§ **REQUIRED WORK**:
Return the records in full, with every character preserved.

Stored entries
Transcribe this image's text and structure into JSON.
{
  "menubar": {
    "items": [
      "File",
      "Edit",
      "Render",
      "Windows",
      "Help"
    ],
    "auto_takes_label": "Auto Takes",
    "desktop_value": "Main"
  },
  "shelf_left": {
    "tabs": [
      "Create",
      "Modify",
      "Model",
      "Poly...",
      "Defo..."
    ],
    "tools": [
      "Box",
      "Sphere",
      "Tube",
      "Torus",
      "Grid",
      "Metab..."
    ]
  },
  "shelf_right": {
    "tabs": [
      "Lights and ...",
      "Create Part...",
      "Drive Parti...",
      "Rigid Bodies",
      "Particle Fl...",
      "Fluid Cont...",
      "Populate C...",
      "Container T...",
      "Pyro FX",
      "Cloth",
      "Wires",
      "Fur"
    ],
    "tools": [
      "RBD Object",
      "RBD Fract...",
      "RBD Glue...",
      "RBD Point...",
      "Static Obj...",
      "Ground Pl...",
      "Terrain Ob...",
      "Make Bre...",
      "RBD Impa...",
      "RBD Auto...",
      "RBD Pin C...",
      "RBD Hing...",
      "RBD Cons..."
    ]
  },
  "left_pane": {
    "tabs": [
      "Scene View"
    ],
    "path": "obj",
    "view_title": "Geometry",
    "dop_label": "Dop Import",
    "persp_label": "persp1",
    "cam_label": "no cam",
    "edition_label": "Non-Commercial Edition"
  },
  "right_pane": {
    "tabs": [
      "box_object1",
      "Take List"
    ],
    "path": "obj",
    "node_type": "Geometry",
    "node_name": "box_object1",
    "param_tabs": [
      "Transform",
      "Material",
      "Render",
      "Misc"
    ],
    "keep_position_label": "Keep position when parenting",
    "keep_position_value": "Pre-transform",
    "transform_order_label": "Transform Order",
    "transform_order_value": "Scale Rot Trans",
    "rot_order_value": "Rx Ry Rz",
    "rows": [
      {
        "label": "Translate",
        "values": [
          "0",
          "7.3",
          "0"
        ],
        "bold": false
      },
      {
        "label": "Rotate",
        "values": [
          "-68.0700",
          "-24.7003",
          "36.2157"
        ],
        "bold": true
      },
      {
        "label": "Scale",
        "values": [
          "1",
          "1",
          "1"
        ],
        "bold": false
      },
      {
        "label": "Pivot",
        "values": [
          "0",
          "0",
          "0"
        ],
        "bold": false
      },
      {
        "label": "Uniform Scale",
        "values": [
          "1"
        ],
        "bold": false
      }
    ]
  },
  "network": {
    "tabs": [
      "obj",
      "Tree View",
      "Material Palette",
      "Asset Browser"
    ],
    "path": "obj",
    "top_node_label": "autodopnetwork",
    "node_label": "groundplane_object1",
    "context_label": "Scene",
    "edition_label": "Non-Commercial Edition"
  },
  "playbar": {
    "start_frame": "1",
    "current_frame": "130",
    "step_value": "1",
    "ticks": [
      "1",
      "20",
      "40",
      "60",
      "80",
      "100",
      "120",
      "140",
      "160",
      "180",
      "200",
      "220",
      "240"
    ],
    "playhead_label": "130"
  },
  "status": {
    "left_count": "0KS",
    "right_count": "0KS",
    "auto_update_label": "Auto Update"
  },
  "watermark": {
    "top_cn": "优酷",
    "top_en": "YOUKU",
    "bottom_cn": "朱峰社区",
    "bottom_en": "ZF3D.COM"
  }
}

§ **ANSWER TO THE EXERCISE**:
Transcribe this image's text and structure into JSON.
{
  "menubar": {
    "items": [
      "File",
      "Edit",
      "Render",
      "Windows",
      "Help"
    ],
    "auto_takes_label": "Auto Takes",
    "desktop_value": "Main"
  },
  "shelf_left": {
    "tabs": [
      "Create",
      "Modify",
      "Model",
      "Poly...",
      "Defo..."
    ],
    "tools": [
      "Box",
      "Sphere",
      "Tube",
      "Torus",
      "Grid",
      "Metab..."
    ]
  },
  "shelf_right": {
    "tabs": [
      "Lights and ...",
      "Create Part...",
      "Drive Parti...",
      "Rigid Bodies",
      "Particle Fl...",
      "Fluid Cont...",
      "Populate C...",
      "Container T...",
      "Pyro FX",
      "Cloth",
      "Wires",
      "Fur"
    ],
    "tools": [
      "RBD Object",
      "RBD Fract...",
      "RBD Glue...",
      "RBD Point...",
      "Static Obj...",
      "Ground Pl...",
      "Terrain Ob...",
      "Make Bre...",
      "RBD Impa...",
      "RBD Auto...",
      "RBD Pin C...",
      "RBD Hing...",
      "RBD Cons..."
    ]
  },
  "left_pane": {
    "tabs": [
      "Scene View"
    ],
    "path": "obj",
    "view_title": "Geometry",
    "dop_label": "Dop Import",
    "persp_label": "persp1",
    "cam_label": "no cam",
    "edition_label": "Non-Commercial Edition"
  },
  "right_pane": {
    "tabs": [
      "box_object1",
      "Take List"
    ],
    "path": "obj",
    "node_type": "Geometry",
    "node_name": "box_object1",
    "param_tabs": [
      "Transform",
      "Material",
      "Render",
      "Misc"
    ],
    "keep_position_label": "Keep position when parenting",
    "keep_position_value": "Pre-transform",
    "transform_order_label": "Transform Order",
    "transform_order_value": "Scale Rot Trans",
    "rot_order_value": "Rx Ry Rz",
    "rows": [
      {
        "label": "Translate",
        "values": [
          "0",
          "7.3",
          "0"
        ],
        "bold": false
      },
      {
        "label": "Rotate",
        "values": [
          "-68.0700",
          "-24.7003",
          "36.2157"
        ],
        "bold": true
      },
      {
        "label": "Scale",
        "values": [
          "1",
          "1",
          "1"
        ],
        "bold": false
      },
      {
        "label": "Pivot",
        "values": [
          "0",
          "0",
          "0"
        ],
        "bold": false
      },
      {
        "label": "Uniform Scale",
        "values": [
          "1"
        ],
        "bold": false
      }
    ]
  },
  "network": {
    "tabs": [
      "obj",
      "Tree View",
      "Material Palette",
      "Asset Browser"
    ],
    "path": "obj",
    "top_node_label": "autodopnetwork",
    "node_label": "groundplane_object1",
    "context_label": "Scene",
    "edition_label": "Non-Commercial Edition"
  },
  "playbar": {
    "start_frame": "1",
    "current_frame": "130",
    "step_value": "1",
    "ticks": [
      "1",
      "20",
      "40",
      "60",
      "80",
      "100",
      "120",
      "140",
      "160",
      "180",
      "200",
      "220",
      "240"
    ],
    "playhead_label": "130"
  },
  "status": {
    "left_count": "0KS",
    "right_count": "0KS",
    "auto_update_label": "Auto Update"
  },
  "watermark": {
    "top_cn": "优酷",
    "top_en": "YOUKU",
    "bottom_cn": "朱峰社区",
    "bottom_en": "ZF3D.COM"
  }
}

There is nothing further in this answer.